Work required: Your answer must consist of every line from the data below that includes the word "description".
(Given entries begins)
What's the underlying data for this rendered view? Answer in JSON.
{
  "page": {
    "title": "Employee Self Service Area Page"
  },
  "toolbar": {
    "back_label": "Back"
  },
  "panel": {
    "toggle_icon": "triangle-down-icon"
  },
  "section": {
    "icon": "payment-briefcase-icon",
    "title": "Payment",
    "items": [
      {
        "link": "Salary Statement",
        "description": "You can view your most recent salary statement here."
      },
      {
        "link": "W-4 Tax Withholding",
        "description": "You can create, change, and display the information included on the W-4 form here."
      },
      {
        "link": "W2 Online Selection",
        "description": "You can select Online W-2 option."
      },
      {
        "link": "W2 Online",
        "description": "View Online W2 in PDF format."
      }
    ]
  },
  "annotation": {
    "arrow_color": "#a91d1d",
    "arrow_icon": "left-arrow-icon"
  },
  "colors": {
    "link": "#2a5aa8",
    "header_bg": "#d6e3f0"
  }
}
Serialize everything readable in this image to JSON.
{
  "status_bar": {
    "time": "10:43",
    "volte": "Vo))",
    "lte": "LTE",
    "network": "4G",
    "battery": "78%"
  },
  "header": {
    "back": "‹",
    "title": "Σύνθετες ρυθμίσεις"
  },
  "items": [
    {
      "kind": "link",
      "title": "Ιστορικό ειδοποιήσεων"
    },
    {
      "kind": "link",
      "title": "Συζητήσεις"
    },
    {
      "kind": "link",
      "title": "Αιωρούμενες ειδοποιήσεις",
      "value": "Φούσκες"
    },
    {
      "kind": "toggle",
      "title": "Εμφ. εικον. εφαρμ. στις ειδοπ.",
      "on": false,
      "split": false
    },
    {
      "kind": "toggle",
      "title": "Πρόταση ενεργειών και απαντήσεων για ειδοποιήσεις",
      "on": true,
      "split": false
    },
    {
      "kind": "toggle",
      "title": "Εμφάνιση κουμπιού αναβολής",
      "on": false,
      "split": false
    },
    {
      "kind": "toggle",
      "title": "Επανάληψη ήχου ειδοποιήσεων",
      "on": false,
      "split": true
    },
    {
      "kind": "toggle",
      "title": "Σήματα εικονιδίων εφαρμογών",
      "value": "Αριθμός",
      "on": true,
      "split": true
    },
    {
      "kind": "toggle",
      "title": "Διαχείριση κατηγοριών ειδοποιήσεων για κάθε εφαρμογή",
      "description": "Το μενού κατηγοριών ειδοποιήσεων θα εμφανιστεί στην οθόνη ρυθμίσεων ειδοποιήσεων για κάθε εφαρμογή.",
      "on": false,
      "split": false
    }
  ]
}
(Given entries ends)
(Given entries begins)
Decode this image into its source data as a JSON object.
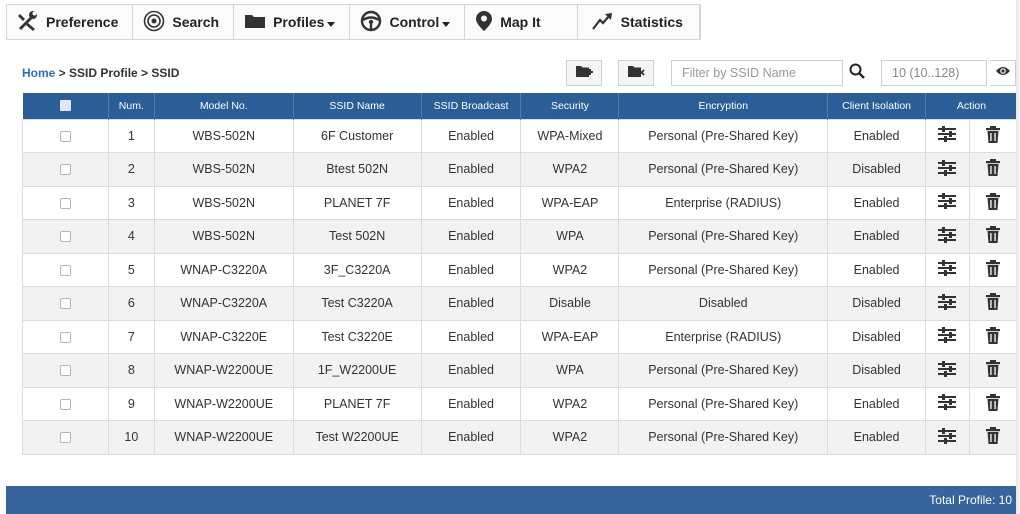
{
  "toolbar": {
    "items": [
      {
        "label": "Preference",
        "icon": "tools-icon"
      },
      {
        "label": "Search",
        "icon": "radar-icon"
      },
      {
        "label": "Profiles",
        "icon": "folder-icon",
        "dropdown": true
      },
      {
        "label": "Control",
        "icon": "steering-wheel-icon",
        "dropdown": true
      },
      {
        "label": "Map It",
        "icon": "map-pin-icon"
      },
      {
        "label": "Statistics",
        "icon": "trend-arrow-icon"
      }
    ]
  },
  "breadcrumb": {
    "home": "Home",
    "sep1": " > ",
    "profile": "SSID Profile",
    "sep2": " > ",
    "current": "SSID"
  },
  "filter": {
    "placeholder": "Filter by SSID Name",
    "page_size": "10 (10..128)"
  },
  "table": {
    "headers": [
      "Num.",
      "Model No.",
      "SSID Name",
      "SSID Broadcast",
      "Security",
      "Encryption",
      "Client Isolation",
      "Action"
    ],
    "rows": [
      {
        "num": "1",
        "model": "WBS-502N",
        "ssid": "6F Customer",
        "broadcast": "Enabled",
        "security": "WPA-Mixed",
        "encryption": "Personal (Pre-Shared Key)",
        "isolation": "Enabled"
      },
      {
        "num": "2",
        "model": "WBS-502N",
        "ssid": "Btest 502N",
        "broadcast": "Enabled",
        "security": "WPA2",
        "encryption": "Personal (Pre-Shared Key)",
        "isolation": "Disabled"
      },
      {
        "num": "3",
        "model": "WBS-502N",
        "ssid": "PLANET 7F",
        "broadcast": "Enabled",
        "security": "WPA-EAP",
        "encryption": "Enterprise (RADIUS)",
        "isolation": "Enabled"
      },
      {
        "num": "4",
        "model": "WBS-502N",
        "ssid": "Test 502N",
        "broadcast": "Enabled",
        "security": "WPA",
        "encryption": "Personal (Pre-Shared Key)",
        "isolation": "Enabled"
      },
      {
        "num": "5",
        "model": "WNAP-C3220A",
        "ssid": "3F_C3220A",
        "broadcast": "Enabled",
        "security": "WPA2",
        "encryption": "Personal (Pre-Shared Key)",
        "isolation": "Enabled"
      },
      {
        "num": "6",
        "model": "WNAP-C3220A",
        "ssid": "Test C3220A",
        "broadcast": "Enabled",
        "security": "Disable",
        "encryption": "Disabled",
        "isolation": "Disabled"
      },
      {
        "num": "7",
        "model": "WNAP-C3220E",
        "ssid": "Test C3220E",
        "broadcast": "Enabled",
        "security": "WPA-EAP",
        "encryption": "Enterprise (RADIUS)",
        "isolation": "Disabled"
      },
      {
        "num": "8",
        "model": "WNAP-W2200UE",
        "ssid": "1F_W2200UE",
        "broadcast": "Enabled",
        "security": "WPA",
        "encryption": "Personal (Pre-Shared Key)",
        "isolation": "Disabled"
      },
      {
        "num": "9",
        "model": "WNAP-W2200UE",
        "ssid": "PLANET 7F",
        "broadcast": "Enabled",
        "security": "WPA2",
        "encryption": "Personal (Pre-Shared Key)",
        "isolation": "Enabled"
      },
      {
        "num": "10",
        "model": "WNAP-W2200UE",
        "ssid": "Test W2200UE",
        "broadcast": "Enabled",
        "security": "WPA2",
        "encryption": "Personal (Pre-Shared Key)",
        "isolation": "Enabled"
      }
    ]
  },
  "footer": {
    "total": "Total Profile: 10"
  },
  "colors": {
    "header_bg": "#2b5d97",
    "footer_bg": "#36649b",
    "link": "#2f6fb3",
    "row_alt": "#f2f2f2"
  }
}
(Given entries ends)
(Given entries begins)
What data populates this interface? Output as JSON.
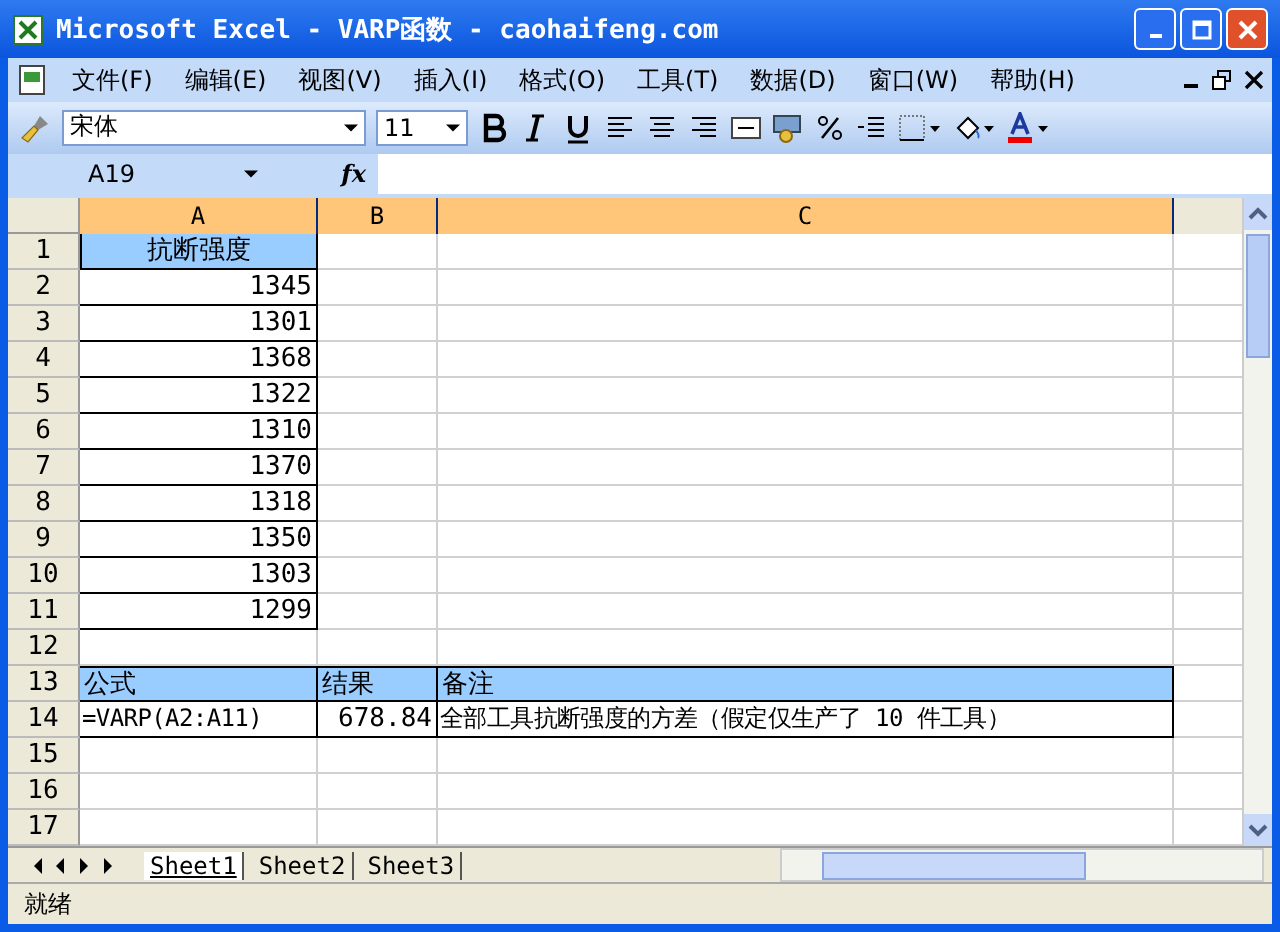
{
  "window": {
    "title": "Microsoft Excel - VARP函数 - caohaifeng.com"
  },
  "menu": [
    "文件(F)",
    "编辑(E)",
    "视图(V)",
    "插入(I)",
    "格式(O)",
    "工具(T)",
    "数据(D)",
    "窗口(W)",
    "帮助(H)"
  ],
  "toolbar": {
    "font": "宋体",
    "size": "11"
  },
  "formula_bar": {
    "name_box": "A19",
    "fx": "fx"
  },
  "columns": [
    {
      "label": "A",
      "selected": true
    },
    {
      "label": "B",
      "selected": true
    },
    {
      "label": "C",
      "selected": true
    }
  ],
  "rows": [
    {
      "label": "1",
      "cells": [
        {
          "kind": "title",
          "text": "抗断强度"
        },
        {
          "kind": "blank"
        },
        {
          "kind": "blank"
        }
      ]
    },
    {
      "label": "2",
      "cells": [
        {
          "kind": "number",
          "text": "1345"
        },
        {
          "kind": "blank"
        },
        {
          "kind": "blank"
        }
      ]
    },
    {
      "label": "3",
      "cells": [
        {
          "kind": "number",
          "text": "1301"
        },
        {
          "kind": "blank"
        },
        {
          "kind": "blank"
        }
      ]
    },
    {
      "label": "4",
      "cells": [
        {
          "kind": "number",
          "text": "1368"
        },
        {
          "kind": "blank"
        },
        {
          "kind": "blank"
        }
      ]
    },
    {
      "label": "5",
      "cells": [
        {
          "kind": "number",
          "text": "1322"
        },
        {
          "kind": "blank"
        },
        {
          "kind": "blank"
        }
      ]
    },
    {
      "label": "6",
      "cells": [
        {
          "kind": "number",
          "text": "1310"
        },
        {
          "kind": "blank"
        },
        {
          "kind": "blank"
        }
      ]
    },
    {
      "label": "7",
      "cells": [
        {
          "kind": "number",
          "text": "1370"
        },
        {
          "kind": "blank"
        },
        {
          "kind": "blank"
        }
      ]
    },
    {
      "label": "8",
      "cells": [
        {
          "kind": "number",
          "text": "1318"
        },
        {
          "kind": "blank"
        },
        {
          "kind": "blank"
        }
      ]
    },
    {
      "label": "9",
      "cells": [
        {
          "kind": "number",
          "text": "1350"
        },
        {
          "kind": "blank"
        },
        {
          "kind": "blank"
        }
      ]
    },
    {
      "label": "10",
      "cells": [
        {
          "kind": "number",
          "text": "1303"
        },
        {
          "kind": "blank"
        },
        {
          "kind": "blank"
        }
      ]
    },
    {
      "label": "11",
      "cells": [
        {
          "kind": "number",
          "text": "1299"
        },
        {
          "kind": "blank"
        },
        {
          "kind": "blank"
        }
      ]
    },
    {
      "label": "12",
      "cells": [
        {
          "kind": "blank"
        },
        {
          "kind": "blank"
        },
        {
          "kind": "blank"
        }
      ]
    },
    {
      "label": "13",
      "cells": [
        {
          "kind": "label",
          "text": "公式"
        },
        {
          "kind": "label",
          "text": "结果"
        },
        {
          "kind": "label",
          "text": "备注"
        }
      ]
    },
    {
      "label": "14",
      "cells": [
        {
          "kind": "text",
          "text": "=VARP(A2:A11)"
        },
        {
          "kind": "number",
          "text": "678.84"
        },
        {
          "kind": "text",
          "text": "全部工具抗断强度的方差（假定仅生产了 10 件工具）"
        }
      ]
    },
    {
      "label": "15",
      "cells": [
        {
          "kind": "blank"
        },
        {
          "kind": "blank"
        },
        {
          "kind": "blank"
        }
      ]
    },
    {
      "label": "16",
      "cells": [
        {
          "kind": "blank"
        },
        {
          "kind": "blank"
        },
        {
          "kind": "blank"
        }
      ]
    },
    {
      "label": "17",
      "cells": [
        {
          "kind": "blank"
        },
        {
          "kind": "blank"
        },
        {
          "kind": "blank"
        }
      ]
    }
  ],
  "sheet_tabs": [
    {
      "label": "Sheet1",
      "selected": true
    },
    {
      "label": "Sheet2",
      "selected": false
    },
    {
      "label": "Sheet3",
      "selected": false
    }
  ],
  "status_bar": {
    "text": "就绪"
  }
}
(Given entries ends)
Completed exercise:
        "description": "You can view your most recent salary statement here."
        "description": "You can create, change, and display the information included on the W-4 form here."
        "description": "You can select Online W-2 option."
        "description": "View Online W2 in PDF format."
      "description": "Το μενού κατηγοριών ειδοποιήσεων θα εμφανιστεί στην οθόνη ρυθμίσεων ειδοποιήσεων για κάθε εφαρμογή.",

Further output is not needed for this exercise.